They are still locked in dispute behind closed doors over a retransmission contract, but NBCUniversal and Dish Network have put down their legal swords over the ad-skipping tech the satellite company introduced several years back. This deal joins Fox’s lawsuit-ending agreement in February and the settlement CBS and Dish came to in December 2014.
Fox’s American Idol XIII has come up with a novel way to prevent viewers from ad-skipping via DVR or wandering out of the room during commercials. Suppose they kept the cameras rolling backstage during the commercials, then let viewers see the goings on, live, on a split-screen during “select commercial breaks”?
Apple has a new trick up its sleeve as it tries to launch a long-awaited television service: technology that allows viewers to skip commercials and that pays media companies for the skipped views. For more than a year, Apple has been seeking rights from cable companies and television networks for a service that would allow users to watch live and on-demand television over an Apple set-top box or TV. Talks have been slow and proceeding in fits and starts, but things seem to be heating up.
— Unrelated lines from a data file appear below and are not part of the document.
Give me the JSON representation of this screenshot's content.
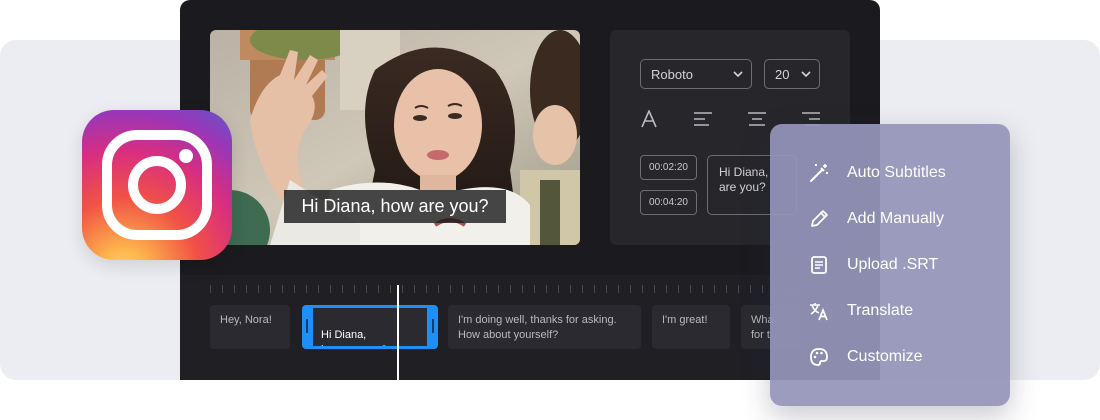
{
  "video": {
    "caption": "Hi Diana, how are you?"
  },
  "settings": {
    "font_select": "Roboto",
    "size_select": "20",
    "start_time": "00:02:20",
    "end_time": "00:04:20",
    "subtitle_text": "Hi Diana,\nare you?"
  },
  "timeline": {
    "clips": [
      "Hey, Nora!",
      "Hi Diana,\nhow are you?",
      "I'm doing well, thanks for asking.\nHow about yourself?",
      "I'm great!",
      "Wha\nfor t"
    ]
  },
  "menu": {
    "items": [
      {
        "label": "Auto Subtitles",
        "icon": "magic-wand-icon"
      },
      {
        "label": "Add Manually",
        "icon": "pencil-icon"
      },
      {
        "label": "Upload .SRT",
        "icon": "document-icon"
      },
      {
        "label": "Translate",
        "icon": "translate-icon"
      },
      {
        "label": "Customize",
        "icon": "palette-icon"
      }
    ]
  },
  "colors": {
    "accent": "#1e8ff6",
    "editor_bg": "#1b1b1f",
    "menu_bg": "#9495ba"
  }
}
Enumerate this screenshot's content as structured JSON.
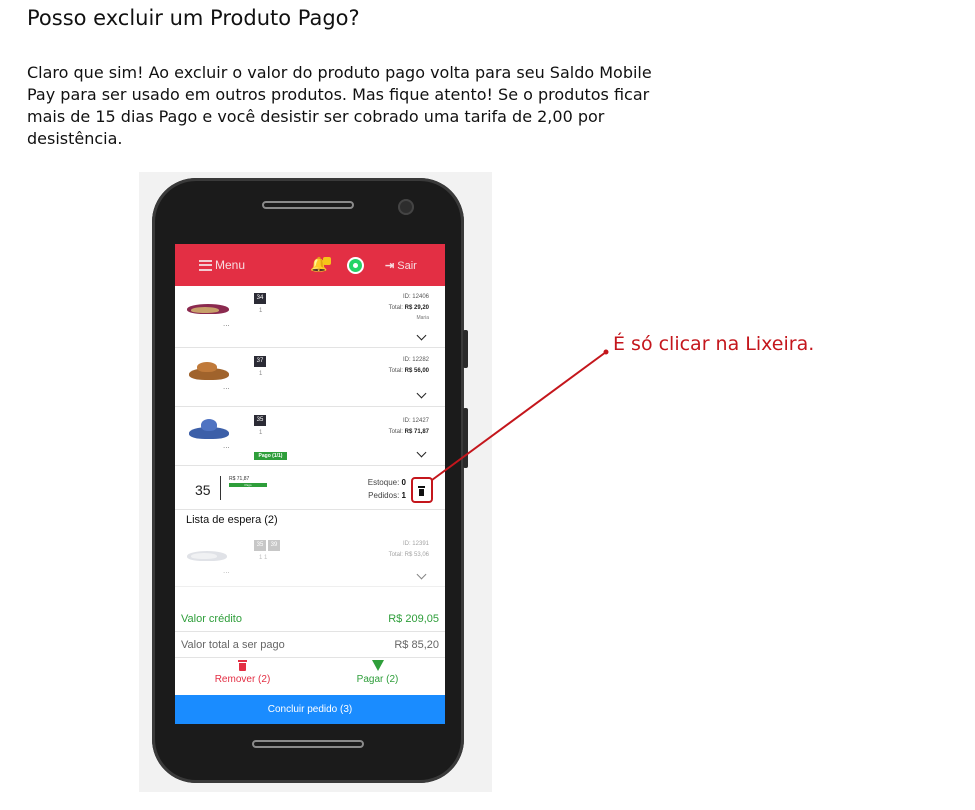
{
  "doc": {
    "title": "Posso excluir um Produto Pago?",
    "body": "Claro que sim! Ao excluir o valor do produto pago volta para seu Saldo Mobile Pay para ser usado em outros produtos. Mas fique atento! Se o produtos ficar mais de 15 dias Pago e você desistir ser cobrado uma tarifa de 2,00 por desistência."
  },
  "header": {
    "menu_label": "Menu",
    "logout_label": "Sair",
    "colors": {
      "background": "#e32f44",
      "badge": "#f5c518",
      "whatsapp": "#25d366"
    }
  },
  "items": [
    {
      "size": "34",
      "qty": "1",
      "id": "ID: 12406",
      "total_label": "Total:",
      "total": "R$ 29,20",
      "extra": "Maria",
      "dots": "..."
    },
    {
      "size": "37",
      "qty": "1",
      "id": "ID: 12282",
      "total_label": "Total:",
      "total": "R$ 56,00",
      "dots": "..."
    },
    {
      "size": "35",
      "qty": "1",
      "id": "ID: 12427",
      "total_label": "Total:",
      "total": "R$ 71,87",
      "dots": "...",
      "badge": "Pago (1/1)"
    }
  ],
  "detail": {
    "size": "35",
    "price": "R$ 71,87",
    "bar_label": "Pago",
    "stock_label": "Estoque:",
    "stock_value": "0",
    "orders_label": "Pedidos:",
    "orders_value": "1"
  },
  "waitlist": {
    "title": "Lista de espera (2)",
    "item": {
      "size_a": "35",
      "size_b": "39",
      "qty": "1   1",
      "id": "ID: 12391",
      "total_label": "Total:",
      "total": "R$ 53,06",
      "dots": "..."
    }
  },
  "summary": {
    "credit_label": "Valor crédito",
    "credit_value": "R$ 209,05",
    "total_label": "Valor total a ser pago",
    "total_value": "R$ 85,20"
  },
  "actions": {
    "remove_label": "Remover (2)",
    "pay_label": "Pagar (2)",
    "conclude_label": "Concluir pedido (3)",
    "colors": {
      "remove": "#e32f44",
      "pay": "#2e9e3a",
      "conclude": "#1a8cff"
    }
  },
  "annotation": {
    "text": "É só clicar na Lixeira.",
    "color": "#c4161c"
  }
}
The satellite provider’s CEO, Mike White, points out that his company bought technology similar to Dish’s five years ago but says it hasn’t seen a demand for it yet.